Across all the entries, tally the lines holding the word "JSON", and give the number by itself.

-- Opening Marker --

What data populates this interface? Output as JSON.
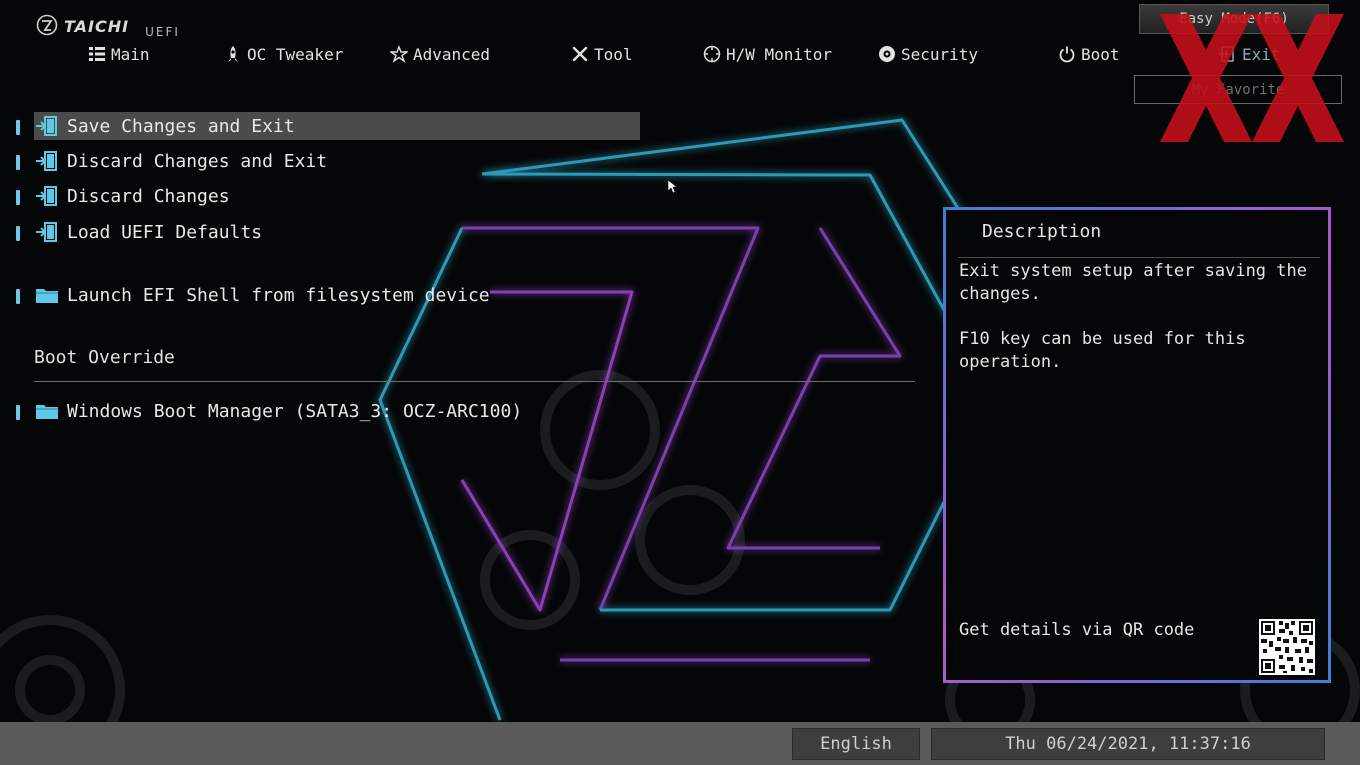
{
  "brand": {
    "name": "TAICHI",
    "product": "UEFI"
  },
  "nav": {
    "tabs": [
      {
        "label": "Main",
        "icon": "list-icon"
      },
      {
        "label": "OC Tweaker",
        "icon": "rocket-icon"
      },
      {
        "label": "Advanced",
        "icon": "star-icon"
      },
      {
        "label": "Tool",
        "icon": "tools-icon"
      },
      {
        "label": "H/W Monitor",
        "icon": "crosshair-icon"
      },
      {
        "label": "Security",
        "icon": "shield-icon"
      },
      {
        "label": "Boot",
        "icon": "power-icon"
      },
      {
        "label": "Exit",
        "icon": "exit-icon",
        "active": true
      }
    ],
    "easy_mode_label": "Easy Mode(F6)",
    "favorite_label": "My Favorite"
  },
  "menu": {
    "items": [
      {
        "label": "Save Changes and Exit",
        "icon": "exit-door-icon",
        "selected": true
      },
      {
        "label": "Discard Changes and Exit",
        "icon": "exit-door-icon"
      },
      {
        "label": "Discard Changes",
        "icon": "exit-door-icon"
      },
      {
        "label": "Load UEFI Defaults",
        "icon": "exit-door-icon"
      },
      {
        "label": "Launch EFI Shell from filesystem device",
        "icon": "folder-icon"
      }
    ],
    "boot_override": {
      "title": "Boot Override",
      "items": [
        {
          "label": "Windows Boot Manager (SATA3_3: OCZ-ARC100)",
          "icon": "folder-icon"
        }
      ]
    }
  },
  "description": {
    "title": "Description",
    "paragraphs": [
      "Exit system setup after saving the changes.",
      "F10 key can be used for this operation."
    ],
    "qr_text": "Get details via QR code"
  },
  "footer": {
    "language": "English",
    "datetime": "Thu 06/24/2021, 11:37:16"
  },
  "colors": {
    "accent_cyan": "#35c6e0",
    "accent_magenta": "#b455c9",
    "selected_row": "#4b4b4b",
    "watermark_red": "#c8101a"
  }
}
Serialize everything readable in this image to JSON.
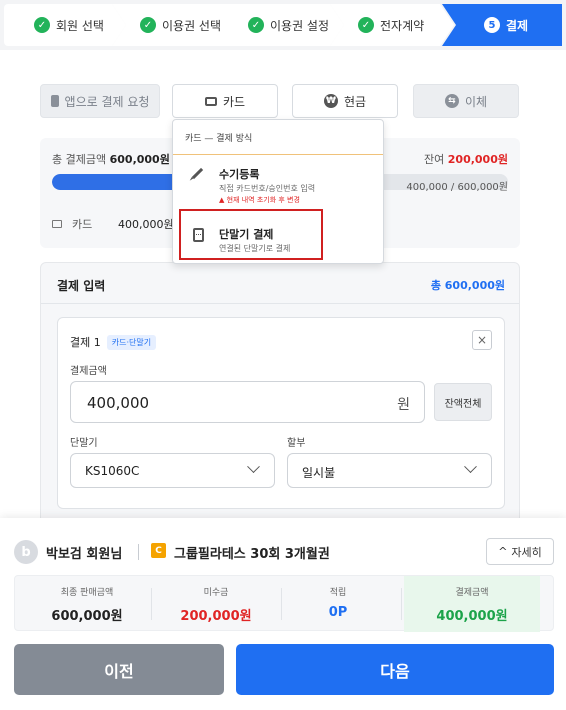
{
  "steps": [
    {
      "label": "회원 선택",
      "status": "done"
    },
    {
      "label": "이용권 선택",
      "status": "done"
    },
    {
      "label": "이용권 설정",
      "status": "done"
    },
    {
      "label": "전자계약",
      "status": "done"
    },
    {
      "label": "결제",
      "status": "active",
      "number": "5"
    }
  ],
  "methods": {
    "app": "앱으로 결제 요청",
    "card": "카드",
    "cash": "현금",
    "cash_symbol": "₩",
    "transfer": "이체",
    "transfer_symbol": "⇆"
  },
  "summary": {
    "total_label": "총 결제금액",
    "total_value": "600,000원",
    "remain_label": "잔여",
    "remain_value": "200,000원",
    "ratio": "400,000 / 600,000원",
    "progress_fraction": 0.667,
    "card_label": "카드",
    "card_amount": "400,000원"
  },
  "payment_input": {
    "title": "결제 입력",
    "total": "총 600,000원",
    "entry": {
      "title": "결제 1",
      "chip": "카드·단말기",
      "close": "×",
      "amount_label": "결제금액",
      "amount_value": "400,000",
      "amount_unit": "원",
      "remain_all_button": "잔액전체",
      "terminal_label": "단말기",
      "terminal_value": "KS1060C",
      "installment_label": "할부",
      "installment_value": "일시불"
    }
  },
  "popover": {
    "header": "카드 — 결제 방식",
    "items": [
      {
        "title": "수기등록",
        "subtitle": "직접 카드번호/승인번호 입력",
        "warning": "▲ 현재 내역 초기화 후 변경"
      },
      {
        "title": "단말기 결제",
        "subtitle": "연결된 단말기로 결제"
      }
    ]
  },
  "bottom": {
    "avatar_letter": "b",
    "member": "박보검 회원님",
    "product_icon": "C",
    "product": "그룹필라테스 30회 3개월권",
    "detail_button": "자세히",
    "detail_icon": "^",
    "stats": [
      {
        "label": "최종 판매금액",
        "value": "600,000원",
        "color": "#222222"
      },
      {
        "label": "미수금",
        "value": "200,000원",
        "color": "#e02424"
      },
      {
        "label": "적립",
        "value": "0P",
        "color": "#1f6ff2"
      },
      {
        "label": "결제금액",
        "value": "400,000원",
        "color": "#1ca34a"
      }
    ],
    "prev": "이전",
    "next": "다음"
  },
  "colors": {
    "accent": "#1f6ff2",
    "done": "#22b35a",
    "danger": "#e02424"
  }
}
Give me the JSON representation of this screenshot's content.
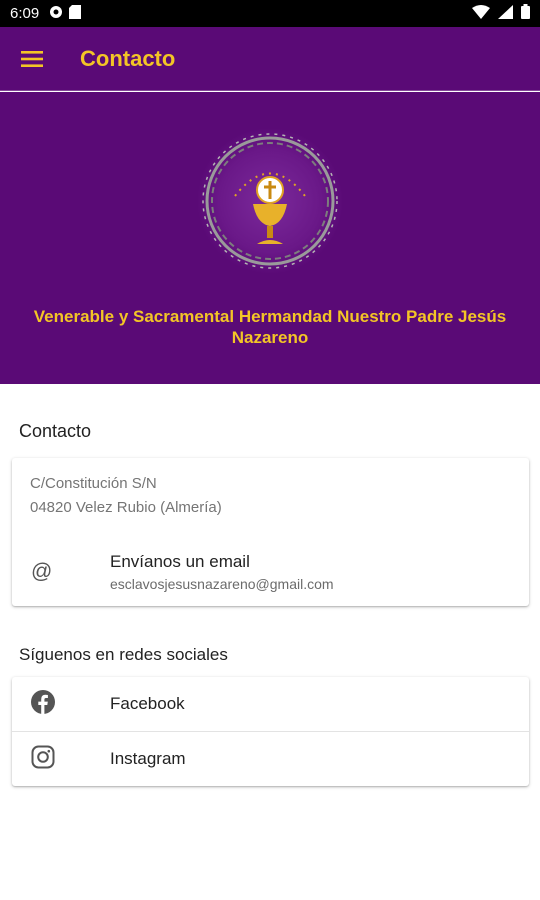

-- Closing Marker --

▶ Exercise solution
3